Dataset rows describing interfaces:

···

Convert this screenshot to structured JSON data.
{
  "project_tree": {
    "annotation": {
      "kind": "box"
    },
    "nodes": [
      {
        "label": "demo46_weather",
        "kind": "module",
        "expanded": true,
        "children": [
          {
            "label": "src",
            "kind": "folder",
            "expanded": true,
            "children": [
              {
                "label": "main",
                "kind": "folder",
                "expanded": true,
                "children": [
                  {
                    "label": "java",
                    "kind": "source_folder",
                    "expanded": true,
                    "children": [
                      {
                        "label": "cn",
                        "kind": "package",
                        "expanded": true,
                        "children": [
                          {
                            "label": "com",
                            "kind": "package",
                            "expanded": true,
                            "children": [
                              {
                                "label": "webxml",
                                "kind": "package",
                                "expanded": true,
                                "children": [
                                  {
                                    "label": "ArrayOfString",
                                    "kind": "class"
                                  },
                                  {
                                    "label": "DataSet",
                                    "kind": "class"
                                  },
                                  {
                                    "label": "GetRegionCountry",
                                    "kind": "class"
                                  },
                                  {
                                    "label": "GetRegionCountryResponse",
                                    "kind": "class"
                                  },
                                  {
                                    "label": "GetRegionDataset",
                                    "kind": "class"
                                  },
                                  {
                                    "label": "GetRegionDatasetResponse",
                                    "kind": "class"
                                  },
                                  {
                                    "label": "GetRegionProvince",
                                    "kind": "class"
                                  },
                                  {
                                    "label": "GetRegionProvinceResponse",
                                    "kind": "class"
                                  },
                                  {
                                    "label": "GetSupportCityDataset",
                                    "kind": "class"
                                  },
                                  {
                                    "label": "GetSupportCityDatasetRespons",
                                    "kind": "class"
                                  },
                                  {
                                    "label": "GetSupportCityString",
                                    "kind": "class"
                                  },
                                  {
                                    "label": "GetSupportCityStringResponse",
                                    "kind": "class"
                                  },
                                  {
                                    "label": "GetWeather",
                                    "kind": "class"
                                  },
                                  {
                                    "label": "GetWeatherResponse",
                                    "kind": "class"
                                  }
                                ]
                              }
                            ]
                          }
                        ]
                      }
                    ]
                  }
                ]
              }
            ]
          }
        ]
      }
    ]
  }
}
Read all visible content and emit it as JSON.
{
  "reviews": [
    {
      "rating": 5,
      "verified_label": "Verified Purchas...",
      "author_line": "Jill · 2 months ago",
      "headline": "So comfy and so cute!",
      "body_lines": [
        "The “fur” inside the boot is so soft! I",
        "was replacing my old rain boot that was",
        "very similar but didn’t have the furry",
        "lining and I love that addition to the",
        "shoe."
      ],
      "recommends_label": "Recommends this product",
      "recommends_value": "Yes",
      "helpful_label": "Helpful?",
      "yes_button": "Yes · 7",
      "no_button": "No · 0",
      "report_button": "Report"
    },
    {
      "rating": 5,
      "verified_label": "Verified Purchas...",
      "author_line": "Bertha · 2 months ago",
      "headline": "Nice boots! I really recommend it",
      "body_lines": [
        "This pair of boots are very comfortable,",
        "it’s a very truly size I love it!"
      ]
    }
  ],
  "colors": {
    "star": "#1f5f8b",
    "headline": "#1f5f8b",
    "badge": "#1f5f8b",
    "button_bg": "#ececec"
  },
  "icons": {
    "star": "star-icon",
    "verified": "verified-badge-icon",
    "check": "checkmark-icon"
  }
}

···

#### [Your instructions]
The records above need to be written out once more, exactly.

#### [Answer for the task]
Convert this screenshot to structured JSON data.
{
  "project_tree": {
    "annotation": {
      "kind": "box"
    },
    "nodes": [
      {
        "label": "demo46_weather",
        "kind": "module",
        "expanded": true,
        "children": [
          {
            "label": "src",
            "kind": "folder",
            "expanded": true,
            "children": [
              {
                "label": "main",
                "kind": "folder",
                "expanded": true,
                "children": [
                  {
                    "label": "java",
                    "kind": "source_folder",
                    "expanded": true,
                    "children": [
                      {
                        "label": "cn",
                        "kind": "package",
                        "expanded": true,
                        "children": [
                          {
                            "label": "com",
                            "kind": "package",
                            "expanded": true,
                            "children": [
                              {
                                "label": "webxml",
                                "kind": "package",
                                "expanded": true,
                                "children": [
                                  {
                                    "label": "ArrayOfString",
                                    "kind": "class"
                                  },
                                  {
                                    "label": "DataSet",
                                    "kind": "class"
                                  },
                                  {
                                    "label": "GetRegionCountry",
                                    "kind": "class"
                                  },
                                  {
                                    "label": "GetRegionCountryResponse",
                                    "kind": "class"
                                  },
                                  {
                                    "label": "GetRegionDataset",
                                    "kind": "class"
                                  },
                                  {
                                    "label": "GetRegionDatasetResponse",
                                    "kind": "class"
                                  },
                                  {
                                    "label": "GetRegionProvince",
                                    "kind": "class"
                                  },
                                  {
                                    "label": "GetRegionProvinceResponse",
                                    "kind": "class"
                                  },
                                  {
                                    "label": "GetSupportCityDataset",
                                    "kind": "class"
                                  },
                                  {
                                    "label": "GetSupportCityDatasetRespons",
                                    "kind": "class"
                                  },
                                  {
                                    "label": "GetSupportCityString",
                                    "kind": "class"
                                  },
                                  {
                                    "label": "GetSupportCityStringResponse",
                                    "kind": "class"
                                  },
                                  {
                                    "label": "GetWeather",
                                    "kind": "class"
                                  },
                                  {
                                    "label": "GetWeatherResponse",
                                    "kind": "class"
                                  }
                                ]
                              }
                            ]
                          }
                        ]
                      }
                    ]
                  }
                ]
              }
            ]
          }
        ]
      }
    ]
  }
}
Read all visible content and emit it as JSON.
{
  "reviews": [
    {
      "rating": 5,
      "verified_label": "Verified Purchas...",
      "author_line": "Jill · 2 months ago",
      "headline": "So comfy and so cute!",
      "body_lines": [
        "The “fur” inside the boot is so soft! I",
        "was replacing my old rain boot that was",
        "very similar but didn’t have the furry",
        "lining and I love that addition to the",
        "shoe."
      ],
      "recommends_label": "Recommends this product",
      "recommends_value": "Yes",
      "helpful_label": "Helpful?",
      "yes_button": "Yes · 7",
      "no_button": "No · 0",
      "report_button": "Report"
    },
    {
      "rating": 5,
      "verified_label": "Verified Purchas...",
      "author_line": "Bertha · 2 months ago",
      "headline": "Nice boots! I really recommend it",
      "body_lines": [
        "This pair of boots are very comfortable,",
        "it’s a very truly size I love it!"
      ]
    }
  ],
  "colors": {
    "star": "#1f5f8b",
    "headline": "#1f5f8b",
    "badge": "#1f5f8b",
    "button_bg": "#ececec"
  },
  "icons": {
    "star": "star-icon",
    "verified": "verified-badge-icon",
    "check": "checkmark-icon"
  }
}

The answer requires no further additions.